“What A Waste!” or “Leftover-Leftovers!”


Let us not kid ourselves, human beings are terribly wasteful creatures. Recent statistics show that the human race produces more than 12 times as much food as it requires as a species, and yet half of the people on this planet are living in poverty, many of them literally starving to death. I don’t propose a solution to the global mismanagement of food (because it is NOT a global food-shortage, it’s a regional food shortage because of first-world greed, but focus Robin, FOCUS!), what I do propose is that we attempt to reduce the amount of this waste entering landfills by sorting it before it leaves the home. Other recent statistics suggest that 99% of Sweden’s garbage is recycled; and I think it’s time we discuss compost and it’s relationship with home ownership and woodworking. Continue reading

“Introduction to Joinery” or “Bonds That Last A Lifetime… we hope”


I’m going to dive right in here and assume you have no idea what I’m talking about, yet. If you are an experienced woodworker, you really have no use for my blog, other than to correct careless errors in my work (which is all good, just please be tactful! haha). This blog is meant to provide a one-stop-shop for rookies and green-horns who are trying to find the same answers that I did over the past few years. I try to give situation-based challenges and provide all the relevant information that I need to help solve the problem. Sometimes it’s really harder than it needs to be to find a simple answer, like lighting theory for example, such a pain to get actual relevant information and solid “theory” about the topic of lighting from which to build a solution in my head. I want to spare you that frustration. To that end, I bring you a primer on joinery, with a little inspiration from our friends over at Wikipedia. Continue reading

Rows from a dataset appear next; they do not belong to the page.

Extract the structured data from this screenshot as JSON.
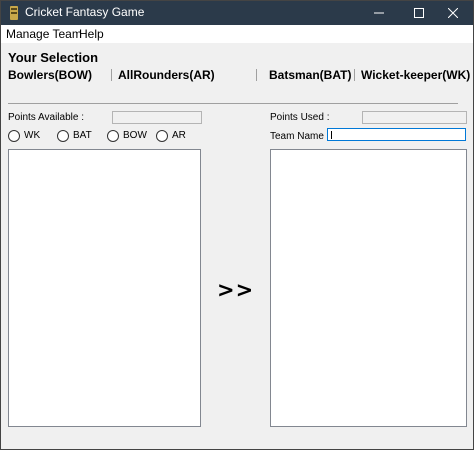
{
  "window": {
    "title": "Cricket Fantasy Game",
    "icon": "cricket-app-icon"
  },
  "menu": {
    "items": [
      "Manage Team",
      "Help"
    ]
  },
  "selection": {
    "title": "Your Selection",
    "roles": {
      "bowlers": "Bowlers(BOW)",
      "allrounders": "AllRounders(AR)",
      "batsman": "Batsman(BAT)",
      "wicketkeeper": "Wicket-keeper(WK)"
    }
  },
  "left": {
    "points_label": "Points Available :",
    "points_value": "",
    "radios": [
      "WK",
      "BAT",
      "BOW",
      "AR"
    ],
    "players": []
  },
  "right": {
    "points_label": "Points Used :",
    "points_value": "",
    "team_name_label": "Team Name :",
    "team_name_value": "",
    "players": []
  },
  "transfer_label": ">>"
}
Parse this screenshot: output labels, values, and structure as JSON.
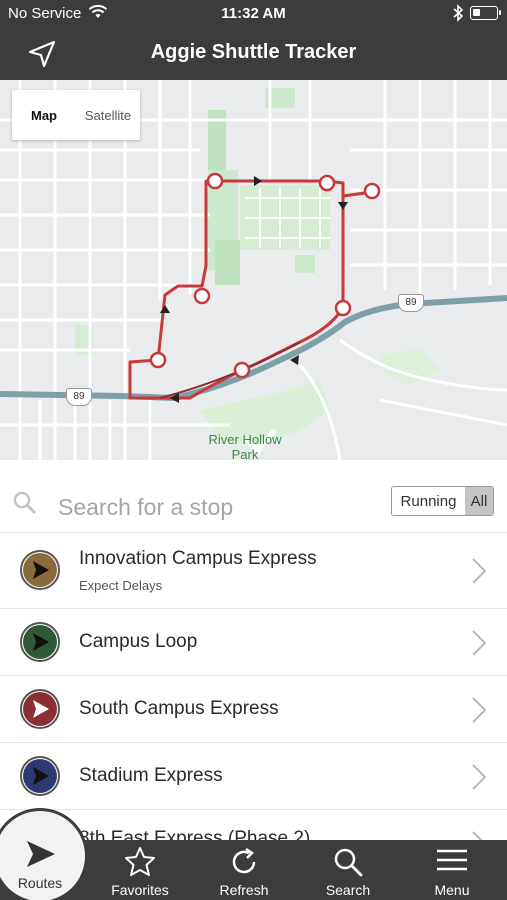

“I Got The Power!” or “Basic Electrical Planning for Dummies”


I’m just going to take a moment to address a pressing issue on my mind. Since I stripped six of the eight fuses from the garage, each that handled empty circuits, single lights or single duplex outlets, I’ve got the building pretty much gutted. Just one fuse unit connected to a plugin that handles my deepfreeze (15cu.ft chest freezer) and another circuit that handles two duplex receptical boxes and a half-dozen fluorescent lights. That’s it. I have a box that has 6 empty units, with no wiring otherwise to worry about. Now, given that power here is so unreliable, with a couple of momentary outages monthly and sometimes DAYS without power during the winter months when ice interferes with power distribution (don’t even get me STARTED on last winters #DarkNL fiasco). I don’t want any of my tools to be running when a power surge rips through my motors/electronics and destroy one of my precious toys any more than I would wish a poorly managed wiring layout to require renovation AFTER I insulate the walls, resheath the studs, paint EVERYTHING with a few coats of white/grey enamal and install shelves or my lovely modular 8′ by 8′ units on all the walls. The solution? I will allude to the old adage: “An ounce (~28g) of prevention is worth a pound (~454g) of cure.” Continue reading

“Introductory Boat Building” or “Buoy, oh Buoy!”


IMG_1385You may or may not believe this, but I ALSO enjoy Kayaking. Maybe as evidenced by the 10′ Pelican sit-in that I have hanging from my wall in the garage. That’s actually my second boat, I had an 8′ before that, and traded up. Myself and Sarah also own a 2-person inflatable unit but that’s hardly worth discussing. That said, I love the water. I work on the water for half the year, I love everything about maritime culture and honestly get land-sick. My heart is on the water, near the water, floating or just breathing the salt air. Honestly, it’s love. It seems only natural, since I have a big ol’ shop to abuse the shit out of it and build myself a boat. I’ve even had people come to me with requests? “Can you build me a canoe?” I then reply, “Sure! Want that strip-built, stitch-and-glue, clinker or something else?” Continue reading